<<<<

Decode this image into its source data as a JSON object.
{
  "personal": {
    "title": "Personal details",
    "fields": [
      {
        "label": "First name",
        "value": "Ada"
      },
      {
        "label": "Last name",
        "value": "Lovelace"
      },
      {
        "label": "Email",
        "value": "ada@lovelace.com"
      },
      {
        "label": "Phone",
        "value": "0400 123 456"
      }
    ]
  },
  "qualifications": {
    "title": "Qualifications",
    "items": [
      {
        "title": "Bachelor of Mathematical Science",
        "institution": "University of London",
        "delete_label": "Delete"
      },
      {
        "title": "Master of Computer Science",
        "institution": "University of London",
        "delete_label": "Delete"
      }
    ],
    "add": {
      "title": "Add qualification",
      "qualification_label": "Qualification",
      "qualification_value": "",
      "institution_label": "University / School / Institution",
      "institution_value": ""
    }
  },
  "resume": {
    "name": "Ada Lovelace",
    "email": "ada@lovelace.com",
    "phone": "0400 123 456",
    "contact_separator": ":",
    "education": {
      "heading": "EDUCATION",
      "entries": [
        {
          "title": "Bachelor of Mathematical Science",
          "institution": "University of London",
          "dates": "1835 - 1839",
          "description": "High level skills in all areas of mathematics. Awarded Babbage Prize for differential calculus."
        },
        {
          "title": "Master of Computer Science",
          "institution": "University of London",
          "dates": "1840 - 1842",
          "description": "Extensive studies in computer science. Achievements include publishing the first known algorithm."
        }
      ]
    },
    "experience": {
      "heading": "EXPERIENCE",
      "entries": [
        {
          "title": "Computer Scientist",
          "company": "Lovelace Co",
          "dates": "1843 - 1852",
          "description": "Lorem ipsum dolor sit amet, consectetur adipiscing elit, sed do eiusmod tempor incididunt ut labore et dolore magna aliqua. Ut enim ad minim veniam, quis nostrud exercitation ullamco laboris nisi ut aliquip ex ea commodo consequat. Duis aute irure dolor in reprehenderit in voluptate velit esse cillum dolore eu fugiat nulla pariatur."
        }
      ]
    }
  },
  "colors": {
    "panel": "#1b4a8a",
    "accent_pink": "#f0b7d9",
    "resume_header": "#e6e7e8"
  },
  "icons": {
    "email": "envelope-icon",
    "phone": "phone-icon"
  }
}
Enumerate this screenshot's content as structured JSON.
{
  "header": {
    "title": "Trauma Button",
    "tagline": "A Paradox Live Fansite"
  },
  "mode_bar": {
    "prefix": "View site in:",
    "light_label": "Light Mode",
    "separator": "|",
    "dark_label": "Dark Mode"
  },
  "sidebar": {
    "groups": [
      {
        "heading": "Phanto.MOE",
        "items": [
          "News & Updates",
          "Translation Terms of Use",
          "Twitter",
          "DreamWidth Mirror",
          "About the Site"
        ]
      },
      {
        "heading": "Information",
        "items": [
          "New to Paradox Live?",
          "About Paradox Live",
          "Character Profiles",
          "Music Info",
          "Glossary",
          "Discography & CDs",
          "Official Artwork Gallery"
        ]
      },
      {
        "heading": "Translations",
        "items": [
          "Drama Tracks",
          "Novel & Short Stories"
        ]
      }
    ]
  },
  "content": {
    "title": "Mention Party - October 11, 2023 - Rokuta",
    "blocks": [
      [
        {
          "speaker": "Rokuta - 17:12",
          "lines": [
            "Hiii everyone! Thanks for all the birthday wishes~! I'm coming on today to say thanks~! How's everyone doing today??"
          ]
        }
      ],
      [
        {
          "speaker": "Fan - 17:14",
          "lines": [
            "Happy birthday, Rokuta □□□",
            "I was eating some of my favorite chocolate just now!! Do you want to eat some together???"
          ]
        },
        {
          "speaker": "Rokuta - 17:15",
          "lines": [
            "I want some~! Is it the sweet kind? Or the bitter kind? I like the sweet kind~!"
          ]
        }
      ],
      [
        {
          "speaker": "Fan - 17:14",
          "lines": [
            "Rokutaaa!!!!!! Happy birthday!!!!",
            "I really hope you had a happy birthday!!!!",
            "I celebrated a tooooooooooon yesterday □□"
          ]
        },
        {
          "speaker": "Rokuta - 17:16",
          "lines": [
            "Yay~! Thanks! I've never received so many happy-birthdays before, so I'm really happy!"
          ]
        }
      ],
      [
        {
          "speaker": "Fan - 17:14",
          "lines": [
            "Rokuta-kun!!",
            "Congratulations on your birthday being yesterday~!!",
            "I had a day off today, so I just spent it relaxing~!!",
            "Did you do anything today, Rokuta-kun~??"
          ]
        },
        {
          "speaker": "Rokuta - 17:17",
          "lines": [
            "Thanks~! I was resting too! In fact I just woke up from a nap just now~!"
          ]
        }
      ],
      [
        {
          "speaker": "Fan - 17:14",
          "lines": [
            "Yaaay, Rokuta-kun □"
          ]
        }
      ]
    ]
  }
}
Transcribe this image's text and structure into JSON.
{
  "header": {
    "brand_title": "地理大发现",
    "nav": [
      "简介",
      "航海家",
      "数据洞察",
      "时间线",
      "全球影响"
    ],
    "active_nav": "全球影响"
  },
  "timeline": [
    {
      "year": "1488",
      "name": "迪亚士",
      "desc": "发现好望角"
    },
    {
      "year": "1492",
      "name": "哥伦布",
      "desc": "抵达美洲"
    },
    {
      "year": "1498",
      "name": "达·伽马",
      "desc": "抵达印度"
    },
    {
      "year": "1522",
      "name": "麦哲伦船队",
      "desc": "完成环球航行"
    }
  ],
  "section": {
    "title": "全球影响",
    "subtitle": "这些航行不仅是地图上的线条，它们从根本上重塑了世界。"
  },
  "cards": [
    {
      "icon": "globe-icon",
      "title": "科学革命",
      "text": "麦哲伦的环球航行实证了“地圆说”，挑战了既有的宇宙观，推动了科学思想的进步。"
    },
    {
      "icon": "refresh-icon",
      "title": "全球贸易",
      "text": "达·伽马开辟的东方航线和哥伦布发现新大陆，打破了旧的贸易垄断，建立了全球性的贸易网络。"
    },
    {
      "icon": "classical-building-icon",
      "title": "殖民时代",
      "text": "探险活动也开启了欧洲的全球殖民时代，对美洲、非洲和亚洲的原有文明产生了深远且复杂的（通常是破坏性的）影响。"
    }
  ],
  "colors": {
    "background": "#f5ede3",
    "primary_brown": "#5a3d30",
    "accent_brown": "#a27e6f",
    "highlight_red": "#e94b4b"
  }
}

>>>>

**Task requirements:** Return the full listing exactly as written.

**Final answer:**
Decode this image into its source data as a JSON object.
{
  "personal": {
    "title": "Personal details",
    "fields": [
      {
        "label": "First name",
        "value": "Ada"
      },
      {
        "label": "Last name",
        "value": "Lovelace"
      },
      {
        "label": "Email",
        "value": "ada@lovelace.com"
      },
      {
        "label": "Phone",
        "value": "0400 123 456"
      }
    ]
  },
  "qualifications": {
    "title": "Qualifications",
    "items": [
      {
        "title": "Bachelor of Mathematical Science",
        "institution": "University of London",
        "delete_label": "Delete"
      },
      {
        "title": "Master of Computer Science",
        "institution": "University of London",
        "delete_label": "Delete"
      }
    ],
    "add": {
      "title": "Add qualification",
      "qualification_label": "Qualification",
      "qualification_value": "",
      "institution_label": "University / School / Institution",
      "institution_value": ""
    }
  },
  "resume": {
    "name": "Ada Lovelace",
    "email": "ada@lovelace.com",
    "phone": "0400 123 456",
    "contact_separator": ":",
    "education": {
      "heading": "EDUCATION",
      "entries": [
        {
          "title": "Bachelor of Mathematical Science",
          "institution": "University of London",
          "dates": "1835 - 1839",
          "description": "High level skills in all areas of mathematics. Awarded Babbage Prize for differential calculus."
        },
        {
          "title": "Master of Computer Science",
          "institution": "University of London",
          "dates": "1840 - 1842",
          "description": "Extensive studies in computer science. Achievements include publishing the first known algorithm."
        }
      ]
    },
    "experience": {
      "heading": "EXPERIENCE",
      "entries": [
        {
          "title": "Computer Scientist",
          "company": "Lovelace Co",
          "dates": "1843 - 1852",
          "description": "Lorem ipsum dolor sit amet, consectetur adipiscing elit, sed do eiusmod tempor incididunt ut labore et dolore magna aliqua. Ut enim ad minim veniam, quis nostrud exercitation ullamco laboris nisi ut aliquip ex ea commodo consequat. Duis aute irure dolor in reprehenderit in voluptate velit esse cillum dolore eu fugiat nulla pariatur."
        }
      ]
    }
  },
  "colors": {
    "panel": "#1b4a8a",
    "accent_pink": "#f0b7d9",
    "resume_header": "#e6e7e8"
  },
  "icons": {
    "email": "envelope-icon",
    "phone": "phone-icon"
  }
}
Enumerate this screenshot's content as structured JSON.
{
  "header": {
    "title": "Trauma Button",
    "tagline": "A Paradox Live Fansite"
  },
  "mode_bar": {
    "prefix": "View site in:",
    "light_label": "Light Mode",
    "separator": "|",
    "dark_label": "Dark Mode"
  },
  "sidebar": {
    "groups": [
      {
        "heading": "Phanto.MOE",
        "items": [
          "News & Updates",
          "Translation Terms of Use",
          "Twitter",
          "DreamWidth Mirror",
          "About the Site"
        ]
      },
      {
        "heading": "Information",
        "items": [
          "New to Paradox Live?",
          "About Paradox Live",
          "Character Profiles",
          "Music Info",
          "Glossary",
          "Discography & CDs",
          "Official Artwork Gallery"
        ]
      },
      {
        "heading": "Translations",
        "items": [
          "Drama Tracks",
          "Novel & Short Stories"
        ]
      }
    ]
  },
  "content": {
    "title": "Mention Party - October 11, 2023 - Rokuta",
    "blocks": [
      [
        {
          "speaker": "Rokuta - 17:12",
          "lines": [
            "Hiii everyone! Thanks for all the birthday wishes~! I'm coming on today to say thanks~! How's everyone doing today??"
          ]
        }
      ],
      [
        {
          "speaker": "Fan - 17:14",
          "lines": [
            "Happy birthday, Rokuta □□□",
            "I was eating some of my favorite chocolate just now!! Do you want to eat some together???"
          ]
        },
        {
          "speaker": "Rokuta - 17:15",
          "lines": [
            "I want some~! Is it the sweet kind? Or the bitter kind? I like the sweet kind~!"
          ]
        }
      ],
      [
        {
          "speaker": "Fan - 17:14",
          "lines": [
            "Rokutaaa!!!!!! Happy birthday!!!!",
            "I really hope you had a happy birthday!!!!",
            "I celebrated a tooooooooooon yesterday □□"
          ]
        },
        {
          "speaker": "Rokuta - 17:16",
          "lines": [
            "Yay~! Thanks! I've never received so many happy-birthdays before, so I'm really happy!"
          ]
        }
      ],
      [
        {
          "speaker": "Fan - 17:14",
          "lines": [
            "Rokuta-kun!!",
            "Congratulations on your birthday being yesterday~!!",
            "I had a day off today, so I just spent it relaxing~!!",
            "Did you do anything today, Rokuta-kun~??"
          ]
        },
        {
          "speaker": "Rokuta - 17:17",
          "lines": [
            "Thanks~! I was resting too! In fact I just woke up from a nap just now~!"
          ]
        }
      ],
      [
        {
          "speaker": "Fan - 17:14",
          "lines": [
            "Yaaay, Rokuta-kun □"
          ]
        }
      ]
    ]
  }
}
Transcribe this image's text and structure into JSON.
{
  "header": {
    "brand_title": "地理大发现",
    "nav": [
      "简介",
      "航海家",
      "数据洞察",
      "时间线",
      "全球影响"
    ],
    "active_nav": "全球影响"
  },
  "timeline": [
    {
      "year": "1488",
      "name": "迪亚士",
      "desc": "发现好望角"
    },
    {
      "year": "1492",
      "name": "哥伦布",
      "desc": "抵达美洲"
    },
    {
      "year": "1498",
      "name": "达·伽马",
      "desc": "抵达印度"
    },
    {
      "year": "1522",
      "name": "麦哲伦船队",
      "desc": "完成环球航行"
    }
  ],
  "section": {
    "title": "全球影响",
    "subtitle": "这些航行不仅是地图上的线条，它们从根本上重塑了世界。"
  },
  "cards": [
    {
      "icon": "globe-icon",
      "title": "科学革命",
      "text": "麦哲伦的环球航行实证了“地圆说”，挑战了既有的宇宙观，推动了科学思想的进步。"
    },
    {
      "icon": "refresh-icon",
      "title": "全球贸易",
      "text": "达·伽马开辟的东方航线和哥伦布发现新大陆，打破了旧的贸易垄断，建立了全球性的贸易网络。"
    },
    {
      "icon": "classical-building-icon",
      "title": "殖民时代",
      "text": "探险活动也开启了欧洲的全球殖民时代，对美洲、非洲和亚洲的原有文明产生了深远且复杂的（通常是破坏性的）影响。"
    }
  ],
  "colors": {
    "background": "#f5ede3",
    "primary_brown": "#5a3d30",
    "accent_brown": "#a27e6f",
    "highlight_red": "#e94b4b"
  }
}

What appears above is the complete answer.